[Dataset rows describing interfaces]
# # #

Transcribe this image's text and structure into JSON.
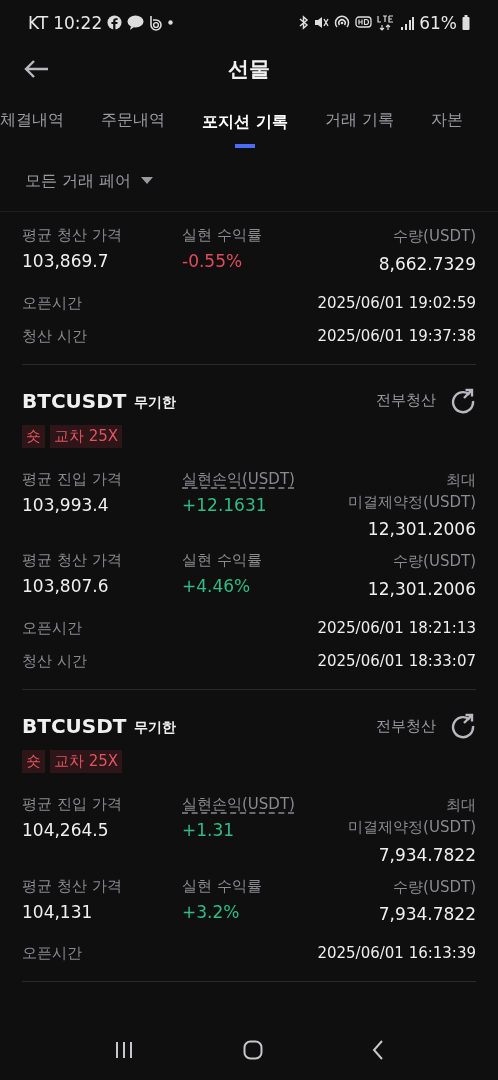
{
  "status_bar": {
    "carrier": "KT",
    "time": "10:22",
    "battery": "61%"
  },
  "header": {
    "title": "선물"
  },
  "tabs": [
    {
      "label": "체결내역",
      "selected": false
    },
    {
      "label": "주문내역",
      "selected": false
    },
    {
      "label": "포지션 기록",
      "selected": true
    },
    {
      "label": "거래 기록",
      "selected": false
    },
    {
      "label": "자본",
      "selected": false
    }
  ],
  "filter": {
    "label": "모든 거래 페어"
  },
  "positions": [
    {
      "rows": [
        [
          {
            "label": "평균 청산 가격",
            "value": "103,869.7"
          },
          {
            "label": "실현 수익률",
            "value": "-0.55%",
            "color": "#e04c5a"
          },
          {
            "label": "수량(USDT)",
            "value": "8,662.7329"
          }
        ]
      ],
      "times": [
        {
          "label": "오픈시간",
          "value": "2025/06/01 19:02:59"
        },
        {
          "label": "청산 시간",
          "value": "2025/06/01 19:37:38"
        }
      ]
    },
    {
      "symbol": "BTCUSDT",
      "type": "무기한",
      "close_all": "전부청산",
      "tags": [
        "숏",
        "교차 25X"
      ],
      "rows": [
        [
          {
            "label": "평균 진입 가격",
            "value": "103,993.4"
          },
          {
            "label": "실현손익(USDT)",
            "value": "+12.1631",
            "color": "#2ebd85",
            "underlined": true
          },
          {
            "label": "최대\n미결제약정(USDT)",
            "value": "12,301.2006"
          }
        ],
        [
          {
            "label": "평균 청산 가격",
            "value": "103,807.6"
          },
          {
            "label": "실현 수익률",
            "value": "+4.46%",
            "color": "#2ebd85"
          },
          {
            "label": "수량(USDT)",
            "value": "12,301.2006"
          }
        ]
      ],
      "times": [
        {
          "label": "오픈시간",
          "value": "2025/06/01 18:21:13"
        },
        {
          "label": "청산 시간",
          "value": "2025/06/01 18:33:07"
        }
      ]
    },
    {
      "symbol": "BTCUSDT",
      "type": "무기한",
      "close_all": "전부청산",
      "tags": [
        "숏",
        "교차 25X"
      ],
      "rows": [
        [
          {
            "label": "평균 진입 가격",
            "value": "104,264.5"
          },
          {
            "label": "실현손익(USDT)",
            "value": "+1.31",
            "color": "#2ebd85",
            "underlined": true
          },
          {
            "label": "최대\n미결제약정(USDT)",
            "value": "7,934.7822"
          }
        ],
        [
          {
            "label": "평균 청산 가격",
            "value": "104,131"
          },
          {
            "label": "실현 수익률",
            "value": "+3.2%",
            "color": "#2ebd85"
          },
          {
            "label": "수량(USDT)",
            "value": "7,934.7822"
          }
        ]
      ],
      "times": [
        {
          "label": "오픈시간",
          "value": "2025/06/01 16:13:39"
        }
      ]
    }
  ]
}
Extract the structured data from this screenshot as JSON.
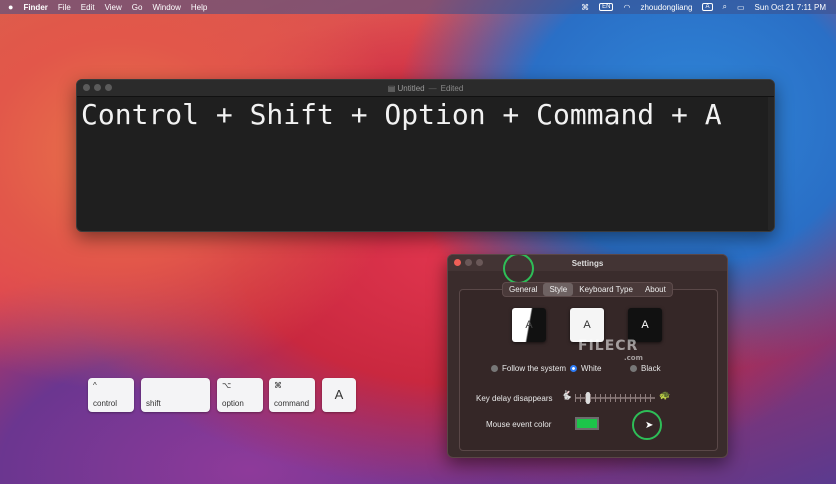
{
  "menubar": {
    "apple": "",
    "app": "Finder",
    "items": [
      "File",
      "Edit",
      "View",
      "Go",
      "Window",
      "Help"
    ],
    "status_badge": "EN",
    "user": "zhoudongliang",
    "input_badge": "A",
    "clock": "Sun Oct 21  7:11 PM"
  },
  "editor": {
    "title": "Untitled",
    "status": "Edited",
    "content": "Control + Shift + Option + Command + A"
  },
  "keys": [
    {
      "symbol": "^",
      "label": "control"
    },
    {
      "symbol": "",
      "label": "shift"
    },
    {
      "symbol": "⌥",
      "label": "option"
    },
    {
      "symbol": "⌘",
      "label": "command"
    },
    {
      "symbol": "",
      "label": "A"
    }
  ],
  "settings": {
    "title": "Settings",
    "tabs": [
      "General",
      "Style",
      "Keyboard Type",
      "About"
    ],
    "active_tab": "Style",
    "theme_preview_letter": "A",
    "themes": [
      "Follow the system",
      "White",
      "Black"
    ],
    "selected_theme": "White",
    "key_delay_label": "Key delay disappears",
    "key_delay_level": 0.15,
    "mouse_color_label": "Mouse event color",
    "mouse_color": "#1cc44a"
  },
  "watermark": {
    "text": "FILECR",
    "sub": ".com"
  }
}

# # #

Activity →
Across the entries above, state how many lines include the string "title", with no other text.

Result for this task →
3